Heart of Darkness
By Joseph Conrad, 72 pages. Protagonist Marlow, working for an ivory-trading company, travels up the Congo River in search of renegade Kurtz in this story that probes the truth about civilization.
By Plato, 80 pages. Partygoers take turns giving speeches on the nature of love in this philosophical work that originated the concept of the Platonic relationship.
By Kate Chopin, 96 pages. Edna Pontellier realizes her life as a wife and mother has left her grossly unfulfilled and attempts for the first time to liberate herself in this early feminist novel.
By Niccolò Machiavelli, 80 pages. The political treatise that drove home the point that the ends justify the means—giving us the handy term “Machiavellian.”
The Art of War
By Sun Tzu, 68 pages. The cunning yet ruthless ancient Chinese military handbook has proved instructive for centuries—Tony even made use of it in The Sopranos.
The Yellow Wallpaper
By Charlotte Perkins Gilman, 70 pages. A woman goes slowly insane after being confined to a creepy attic room by her husband.
The Little Prince
By Antoine de Saint-Exupéry, 96 pages.
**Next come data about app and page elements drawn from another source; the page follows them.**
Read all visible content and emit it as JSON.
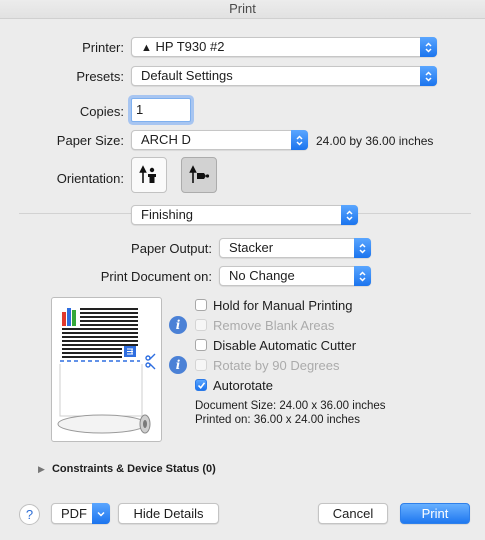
{
  "window": {
    "title": "Print"
  },
  "printer": {
    "label": "Printer:",
    "value": "HP T930 #2"
  },
  "presets": {
    "label": "Presets:",
    "value": "Default Settings"
  },
  "copies": {
    "label": "Copies:",
    "value": "1"
  },
  "paper_size": {
    "label": "Paper Size:",
    "value": "ARCH D",
    "dimensions": "24.00 by 36.00 inches"
  },
  "orientation": {
    "label": "Orientation:",
    "options": [
      "portrait",
      "landscape"
    ],
    "selected": "landscape"
  },
  "section": {
    "value": "Finishing"
  },
  "paper_output": {
    "label": "Paper Output:",
    "value": "Stacker"
  },
  "print_document_on": {
    "label": "Print Document on:",
    "value": "No Change"
  },
  "options": [
    {
      "label": "Hold for Manual Printing",
      "checked": false,
      "enabled": true
    },
    {
      "label": "Remove Blank Areas",
      "checked": false,
      "enabled": false
    },
    {
      "label": "Disable Automatic Cutter",
      "checked": false,
      "enabled": true
    },
    {
      "label": "Rotate by 90 Degrees",
      "checked": false,
      "enabled": false
    },
    {
      "label": "Autorotate",
      "checked": true,
      "enabled": true
    }
  ],
  "document_size": "Document Size: 24.00 x 36.00 inches",
  "printed_on": "Printed on: 36.00 x 24.00 inches",
  "constraints": {
    "label": "Constraints & Device Status (0)"
  },
  "footer": {
    "help_label": "?",
    "pdf_label": "PDF",
    "hide_details_label": "Hide Details",
    "cancel_label": "Cancel",
    "print_label": "Print"
  },
  "colors": {
    "accent": "#1b74ee",
    "info": "#4b81d6"
  },
  "icons": {
    "warning": "warning-icon",
    "stepper": "popup-stepper-icon",
    "info": "info-icon",
    "scissors": "scissors-icon",
    "checkmark": "checkmark-icon",
    "disclosure": "disclosure-triangle-icon"
  }
}
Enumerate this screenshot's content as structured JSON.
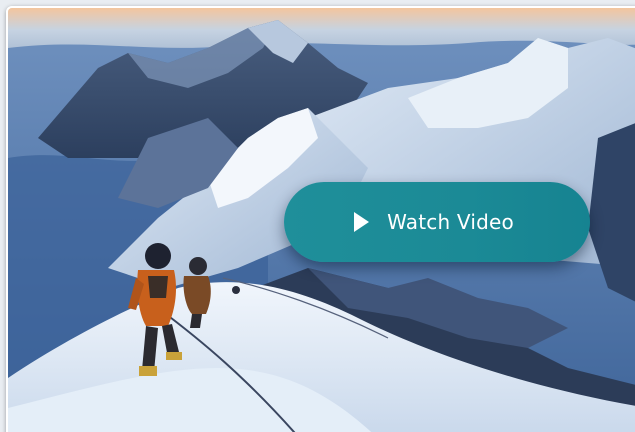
{
  "video_card": {
    "watch_label": "Watch Video",
    "play_icon": "play-icon",
    "thumbnail": "climbers-on-snowy-mountain-ridge"
  },
  "colors": {
    "button_bg": "#1b8a96",
    "button_text": "#ffffff",
    "card_border": "#ffffff"
  }
}
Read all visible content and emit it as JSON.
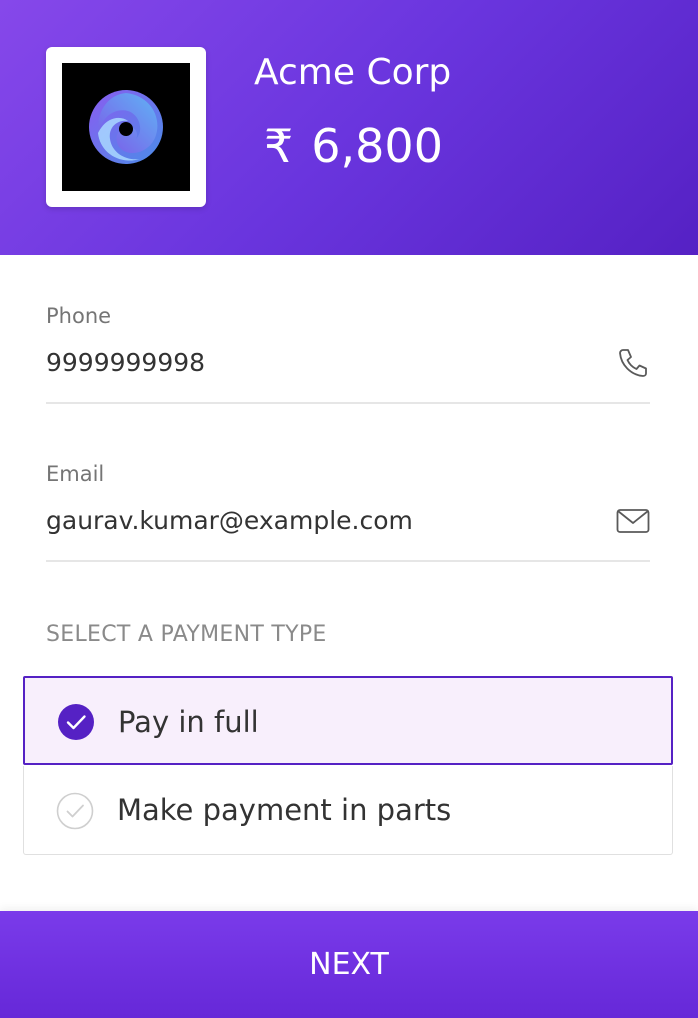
{
  "header": {
    "merchant_name": "Acme Corp",
    "currency_symbol": "₹",
    "amount": "6,800",
    "logo_icon": "spiral-logo"
  },
  "form": {
    "phone": {
      "label": "Phone",
      "value": "9999999998",
      "icon": "phone-icon"
    },
    "email": {
      "label": "Email",
      "value": "gaurav.kumar@example.com",
      "icon": "mail-icon"
    }
  },
  "payment_type": {
    "title": "SELECT A PAYMENT TYPE",
    "options": [
      {
        "label": "Pay in full",
        "selected": true
      },
      {
        "label": "Make payment in parts",
        "selected": false
      }
    ]
  },
  "footer": {
    "next_label": "NEXT"
  },
  "colors": {
    "primary": "#5521c4",
    "header_start": "#8648ea",
    "selected_bg": "#f8effc",
    "button": "#6e30e0"
  }
}
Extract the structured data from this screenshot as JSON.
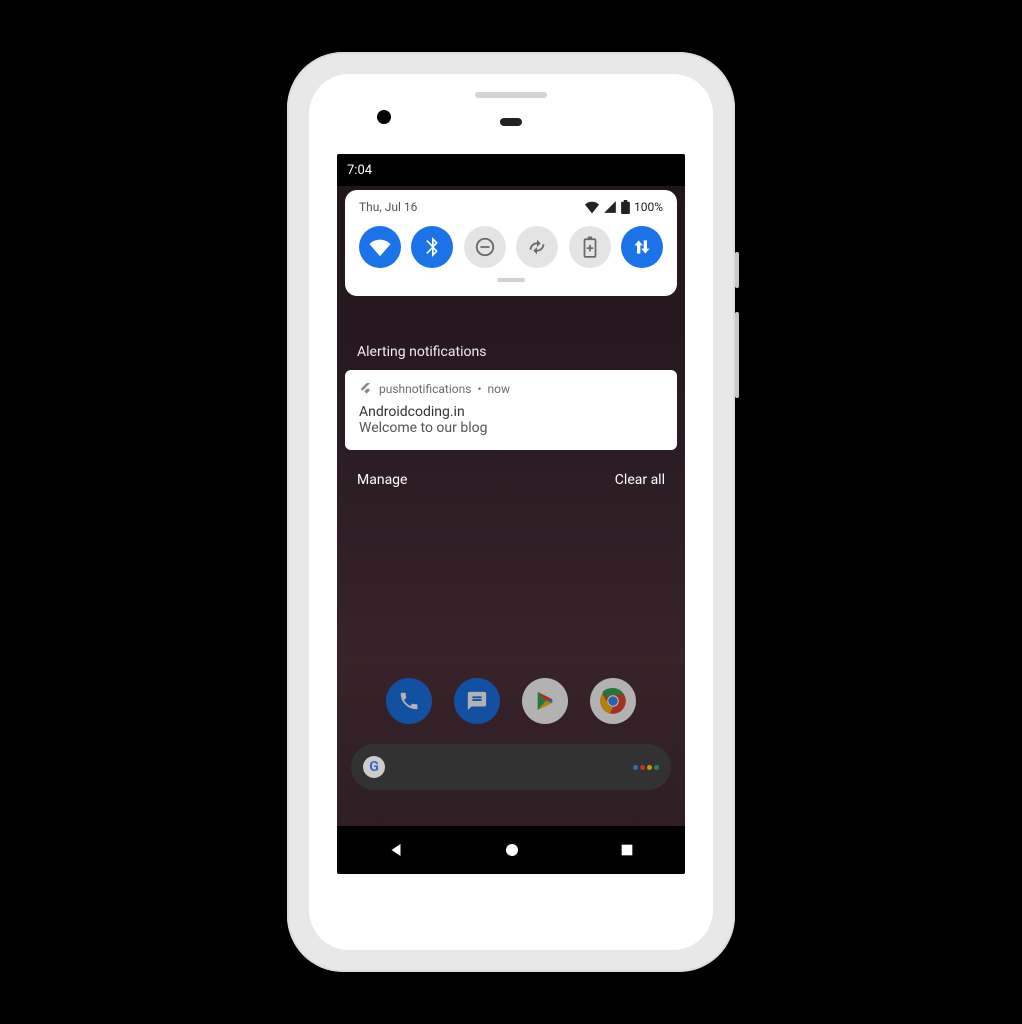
{
  "status_bar": {
    "time": "7:04"
  },
  "qs": {
    "date": "Thu, Jul 16",
    "battery_pct": "100%",
    "toggles": [
      {
        "name": "wifi",
        "on": true
      },
      {
        "name": "bluetooth",
        "on": true
      },
      {
        "name": "dnd",
        "on": false
      },
      {
        "name": "rotate",
        "on": false
      },
      {
        "name": "battery-saver",
        "on": false
      },
      {
        "name": "data",
        "on": true
      }
    ]
  },
  "section_label": "Alerting notifications",
  "notification": {
    "app": "pushnotifications",
    "when": "now",
    "title": "Androidcoding.in",
    "body": "Welcome to our blog"
  },
  "actions": {
    "manage": "Manage",
    "clear": "Clear all"
  }
}
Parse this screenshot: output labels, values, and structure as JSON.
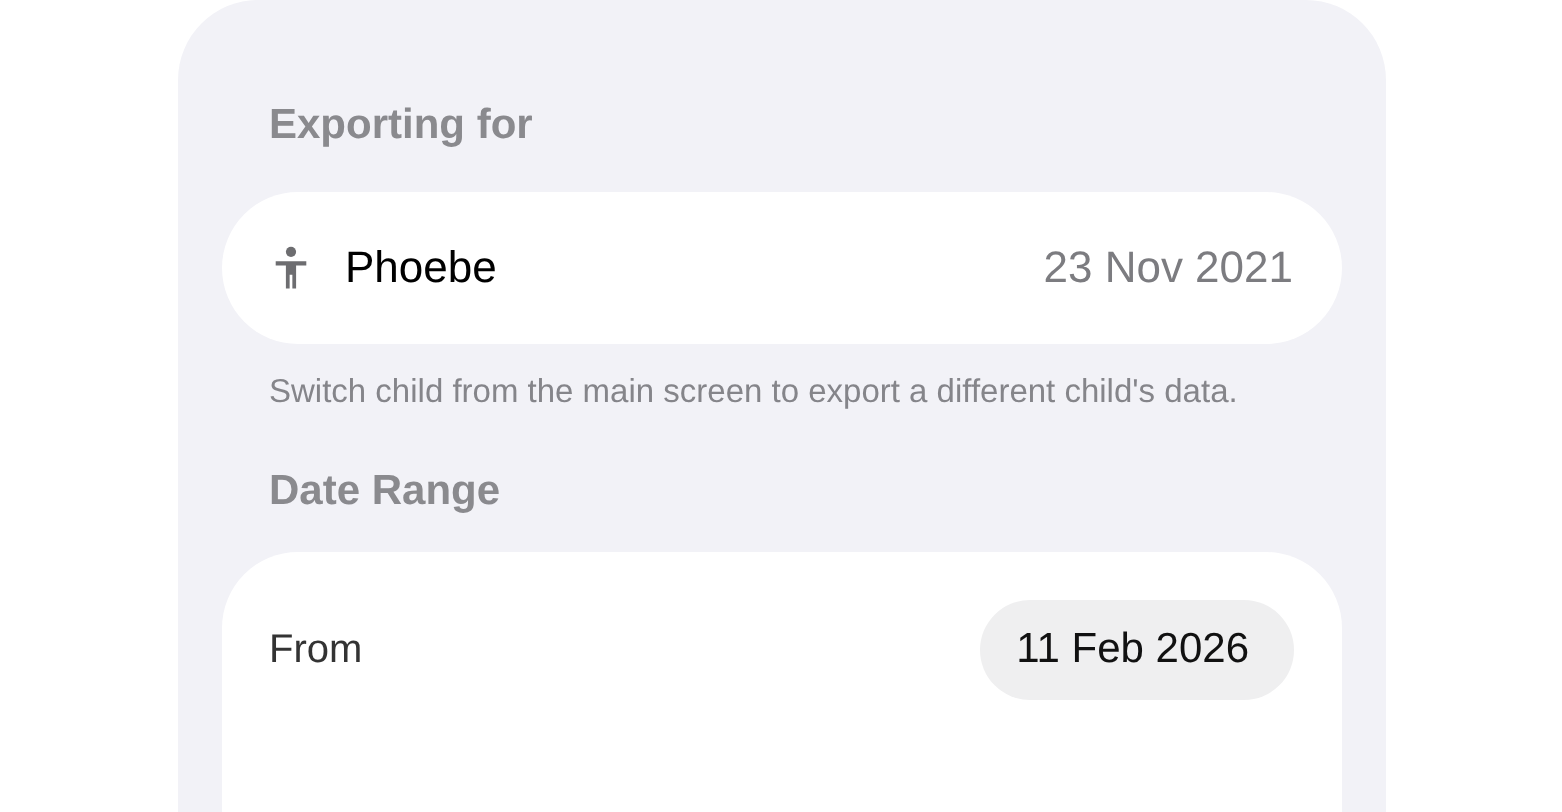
{
  "exporting_section": {
    "header": "Exporting for",
    "child": {
      "name": "Phoebe",
      "birth_date": "23 Nov 2021"
    },
    "footer": "Switch child from the main screen to export a different child's data."
  },
  "date_range_section": {
    "header": "Date Range",
    "rows": [
      {
        "label": "From",
        "value": "11 Feb 2026"
      }
    ]
  }
}
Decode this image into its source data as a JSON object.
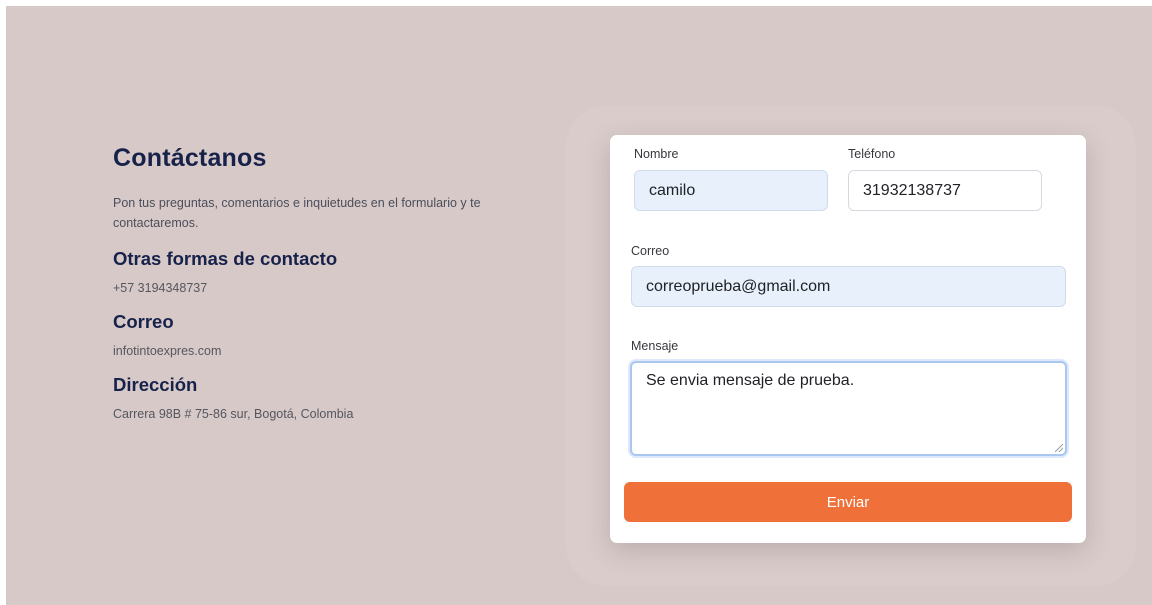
{
  "info": {
    "title": "Contáctanos",
    "description": "Pon tus preguntas, comentarios e inquietudes en el formulario y te contactaremos.",
    "sections": [
      {
        "heading": "Otras formas de contacto",
        "value": "+57 3194348737"
      },
      {
        "heading": "Correo",
        "value": "infotintoexpres.com"
      },
      {
        "heading": "Dirección",
        "value": "Carrera 98B # 75-86 sur, Bogotá, Colombia"
      }
    ]
  },
  "form": {
    "nombre": {
      "label": "Nombre",
      "value": "camilo"
    },
    "telefono": {
      "label": "Teléfono",
      "value": "31932138737"
    },
    "correo": {
      "label": "Correo",
      "value": "correoprueba@gmail.com"
    },
    "mensaje": {
      "label": "Mensaje",
      "value": "Se envia mensaje de prueba."
    },
    "submit_label": "Enviar"
  },
  "colors": {
    "background": "#d7c9c8",
    "heading": "#17224a",
    "button": "#f0703a",
    "filled_field": "#e7f0fb"
  }
}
A boy from a mysterious planet teaches a pilot stranded in the desert about love, imagination and the tragedy of adulthood.
The Autobiography of an Ex-Colored Man
By James Weldon Johnson, 92 pages. The narrator of this 1912 novel is a black man with fair skin who decides to “pass” as white after witnessing a brutal lynching. He accordingly gives up his dream of creating a new African American musical genre, and looks back years later feeling that he made the wrong decision, “that I have sold my birthright for a mess of pottage.”
The Turn of the Screw
By Henry James, 96 pages. Two children and their new governess are at the center of this chilling ghost story.